HMRC has published the December 2016 Trusts and Estates newsletter. This issue contains seven articles:
Changes to ramp up the penalty regime for offshore non-compliance, introduced by Finance Act 2015, will now start to affect trusts and estates work. Where any inheritance tax (IHT) chargeable event occurs on or after 1 April 2016, any inaccurate return involving an omitted offshore asset or offshore transfer is within this regime. Additionally, there is now an ‘offshore asset move’ penalty for moving hidden offshore assets from one territory to another in order to evade discovery by HMRC.
Finance Bill 2016
HMRC answers some queries about the abolition of dividend tax credits and the new rates of income tax on dividends, which applied from 6 April 2017. The queries are about dividends received in estates before or after the date of change, and the effect on trustees of discretionary trusts.
In 2017 HMRC is going to introduce an online Trusts Register which will provide a single point of access for trustees and their agents to register trusts and update their records. This will replace the current paper 41G form and the ad hoc process for trustees to notify changes in circumstances.
Excepted estates: sales of property during administration period
HMRC deals with various questions about excepted estates and the sale of properties some time after the date of death, where the sale price achieved is higher than the figure reported to HMRC in the IHT205 form. The article considers both IHT and CGT issues.
Errors relating to trusts: rectification, mistake and Hastings-Bass
HMRC provides guidance for agents on how to contact HMRC where a taxpayer is considering seeking a trust law remedy in a court of equity. The remedy sought may be rectification of the deed, correction of a mistake, or overturning the trustees’ actions under the principle in Hastings-Bass. In all cases, the parties may ask HMRC if it wants to be joined in the proceedings. It seems that letters on these matters are not always reaching the right place in HMRC. Agents are asked to use the addresses which HMRC sets out in this article and to specify whether their claim falls under rectification, mistake or Hasting- Bass.
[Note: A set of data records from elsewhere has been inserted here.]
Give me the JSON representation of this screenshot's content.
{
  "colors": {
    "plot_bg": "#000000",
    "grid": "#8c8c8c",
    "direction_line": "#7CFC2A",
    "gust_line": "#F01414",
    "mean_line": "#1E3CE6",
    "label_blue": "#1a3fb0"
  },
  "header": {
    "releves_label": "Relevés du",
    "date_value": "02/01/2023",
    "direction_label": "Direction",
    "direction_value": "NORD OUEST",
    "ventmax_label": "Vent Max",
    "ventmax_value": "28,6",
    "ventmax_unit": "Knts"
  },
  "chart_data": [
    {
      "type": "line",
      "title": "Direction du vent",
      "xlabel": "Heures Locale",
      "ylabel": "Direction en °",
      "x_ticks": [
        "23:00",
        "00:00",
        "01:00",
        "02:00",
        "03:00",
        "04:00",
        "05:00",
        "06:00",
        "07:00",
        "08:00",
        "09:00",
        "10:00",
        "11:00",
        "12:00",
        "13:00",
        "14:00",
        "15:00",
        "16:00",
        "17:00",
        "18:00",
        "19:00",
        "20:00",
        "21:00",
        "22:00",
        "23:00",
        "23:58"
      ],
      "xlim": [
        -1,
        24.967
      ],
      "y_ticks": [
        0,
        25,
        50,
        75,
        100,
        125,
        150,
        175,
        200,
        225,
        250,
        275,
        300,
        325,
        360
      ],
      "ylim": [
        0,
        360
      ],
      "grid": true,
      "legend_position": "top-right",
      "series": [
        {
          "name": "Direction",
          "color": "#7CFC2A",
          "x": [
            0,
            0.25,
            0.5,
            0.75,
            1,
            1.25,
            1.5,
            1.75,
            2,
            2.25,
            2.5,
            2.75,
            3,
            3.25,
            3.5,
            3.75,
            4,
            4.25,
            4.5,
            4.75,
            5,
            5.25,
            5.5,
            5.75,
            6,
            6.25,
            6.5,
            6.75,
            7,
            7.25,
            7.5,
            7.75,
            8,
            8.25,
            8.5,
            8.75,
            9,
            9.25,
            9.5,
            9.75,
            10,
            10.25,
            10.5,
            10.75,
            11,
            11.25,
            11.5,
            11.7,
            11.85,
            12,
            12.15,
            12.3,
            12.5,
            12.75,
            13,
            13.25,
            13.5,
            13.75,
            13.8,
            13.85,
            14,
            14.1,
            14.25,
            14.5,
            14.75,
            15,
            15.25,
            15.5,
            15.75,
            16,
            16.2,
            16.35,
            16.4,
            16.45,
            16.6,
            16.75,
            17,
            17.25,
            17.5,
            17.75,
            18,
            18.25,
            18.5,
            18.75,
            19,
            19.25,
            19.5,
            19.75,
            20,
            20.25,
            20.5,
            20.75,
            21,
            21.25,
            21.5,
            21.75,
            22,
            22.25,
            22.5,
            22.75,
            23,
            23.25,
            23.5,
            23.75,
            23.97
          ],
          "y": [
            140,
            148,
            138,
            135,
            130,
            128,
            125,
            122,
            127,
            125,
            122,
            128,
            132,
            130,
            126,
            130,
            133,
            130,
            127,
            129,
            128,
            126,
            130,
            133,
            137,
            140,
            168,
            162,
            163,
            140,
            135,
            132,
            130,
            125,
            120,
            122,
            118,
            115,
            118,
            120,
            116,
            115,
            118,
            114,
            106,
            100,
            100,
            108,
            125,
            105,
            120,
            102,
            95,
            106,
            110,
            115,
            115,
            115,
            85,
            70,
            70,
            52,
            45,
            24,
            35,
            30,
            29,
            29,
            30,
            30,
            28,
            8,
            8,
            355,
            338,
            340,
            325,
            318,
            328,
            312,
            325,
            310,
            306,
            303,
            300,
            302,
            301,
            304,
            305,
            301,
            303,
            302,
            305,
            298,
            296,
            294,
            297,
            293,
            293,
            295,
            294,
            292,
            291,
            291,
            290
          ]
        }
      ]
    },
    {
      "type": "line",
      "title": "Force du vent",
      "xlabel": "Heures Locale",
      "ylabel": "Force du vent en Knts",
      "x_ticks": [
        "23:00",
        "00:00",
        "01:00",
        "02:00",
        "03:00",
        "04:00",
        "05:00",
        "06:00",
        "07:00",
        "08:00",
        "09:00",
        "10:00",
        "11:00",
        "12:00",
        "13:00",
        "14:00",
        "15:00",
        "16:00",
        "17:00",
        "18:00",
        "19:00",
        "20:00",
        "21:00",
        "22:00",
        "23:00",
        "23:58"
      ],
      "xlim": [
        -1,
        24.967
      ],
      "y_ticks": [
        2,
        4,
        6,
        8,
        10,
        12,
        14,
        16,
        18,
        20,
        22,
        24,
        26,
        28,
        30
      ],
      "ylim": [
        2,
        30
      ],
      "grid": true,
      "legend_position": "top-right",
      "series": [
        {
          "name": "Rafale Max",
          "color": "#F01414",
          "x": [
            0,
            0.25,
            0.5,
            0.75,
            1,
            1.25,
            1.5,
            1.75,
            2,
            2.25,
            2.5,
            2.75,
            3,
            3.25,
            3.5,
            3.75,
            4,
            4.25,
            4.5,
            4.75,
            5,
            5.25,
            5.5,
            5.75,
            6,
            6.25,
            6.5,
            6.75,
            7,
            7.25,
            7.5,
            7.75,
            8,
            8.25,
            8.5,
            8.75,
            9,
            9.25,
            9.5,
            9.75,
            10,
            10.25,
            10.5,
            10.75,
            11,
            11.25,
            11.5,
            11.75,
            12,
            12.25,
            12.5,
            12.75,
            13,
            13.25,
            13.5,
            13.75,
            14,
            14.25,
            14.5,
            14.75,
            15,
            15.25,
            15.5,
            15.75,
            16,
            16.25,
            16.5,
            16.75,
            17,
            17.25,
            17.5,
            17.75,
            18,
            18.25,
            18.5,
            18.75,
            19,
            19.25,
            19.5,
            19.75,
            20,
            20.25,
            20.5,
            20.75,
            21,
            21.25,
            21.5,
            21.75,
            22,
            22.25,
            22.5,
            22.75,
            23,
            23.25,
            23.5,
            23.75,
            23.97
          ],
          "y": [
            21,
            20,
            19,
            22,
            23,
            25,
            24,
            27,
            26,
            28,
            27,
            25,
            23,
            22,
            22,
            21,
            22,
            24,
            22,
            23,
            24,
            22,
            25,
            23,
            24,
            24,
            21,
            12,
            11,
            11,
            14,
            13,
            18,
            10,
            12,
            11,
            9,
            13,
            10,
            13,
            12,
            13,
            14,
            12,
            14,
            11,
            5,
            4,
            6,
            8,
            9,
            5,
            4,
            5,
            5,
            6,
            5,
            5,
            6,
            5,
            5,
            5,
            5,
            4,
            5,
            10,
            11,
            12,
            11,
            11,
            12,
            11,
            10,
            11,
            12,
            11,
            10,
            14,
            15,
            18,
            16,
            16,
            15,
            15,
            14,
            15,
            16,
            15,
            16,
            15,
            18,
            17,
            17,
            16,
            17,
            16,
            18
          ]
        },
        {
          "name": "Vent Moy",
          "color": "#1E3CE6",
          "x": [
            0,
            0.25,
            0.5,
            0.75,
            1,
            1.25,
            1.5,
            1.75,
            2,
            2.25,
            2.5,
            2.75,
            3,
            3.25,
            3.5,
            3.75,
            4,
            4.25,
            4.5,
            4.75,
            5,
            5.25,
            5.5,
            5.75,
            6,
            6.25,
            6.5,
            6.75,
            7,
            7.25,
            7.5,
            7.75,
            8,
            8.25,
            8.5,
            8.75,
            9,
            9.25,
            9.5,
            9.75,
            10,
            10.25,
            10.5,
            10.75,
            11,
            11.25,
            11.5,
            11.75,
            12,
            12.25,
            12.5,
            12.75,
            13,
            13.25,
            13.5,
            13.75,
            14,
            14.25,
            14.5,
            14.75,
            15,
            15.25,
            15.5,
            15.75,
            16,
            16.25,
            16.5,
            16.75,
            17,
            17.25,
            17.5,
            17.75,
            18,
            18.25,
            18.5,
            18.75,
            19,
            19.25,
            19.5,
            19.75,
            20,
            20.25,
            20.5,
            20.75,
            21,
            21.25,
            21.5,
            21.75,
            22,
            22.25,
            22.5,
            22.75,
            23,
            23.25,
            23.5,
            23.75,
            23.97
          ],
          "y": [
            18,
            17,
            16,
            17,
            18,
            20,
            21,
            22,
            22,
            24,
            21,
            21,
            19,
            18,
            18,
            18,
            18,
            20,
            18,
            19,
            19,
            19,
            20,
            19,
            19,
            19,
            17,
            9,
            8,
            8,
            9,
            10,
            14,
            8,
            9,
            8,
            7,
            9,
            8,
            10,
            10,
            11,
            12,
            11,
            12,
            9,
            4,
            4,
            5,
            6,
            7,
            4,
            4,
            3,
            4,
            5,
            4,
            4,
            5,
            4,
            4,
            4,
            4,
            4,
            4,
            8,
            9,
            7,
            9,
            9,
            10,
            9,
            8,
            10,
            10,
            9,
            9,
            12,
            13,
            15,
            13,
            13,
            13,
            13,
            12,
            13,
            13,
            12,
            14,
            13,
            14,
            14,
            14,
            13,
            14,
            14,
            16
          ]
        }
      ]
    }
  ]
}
The private beta trial of the first stages of IHT Online, a digital service to help those needing to apply for a grant of probate, is almost complete. When launched the service will initially be available to personal applicants applying as executors, where there is no IHT to pay and they are applying for a grant of probate in England or Wales. The service will be expanded to deal with more complex cases.
HMRC is working on updating the existing IHT400 suite of forms to accommodate the Residence Nil Rate Band from April 2017. This will continue to be a paper based process initially while work continues on expanding the IHT Online service.
Requesting details of a deceased’s personal tax affairs
HMRC Trusts and Estates is an increasing number of requests for the final income tax position of a deceased, but is not in a position to provide this information.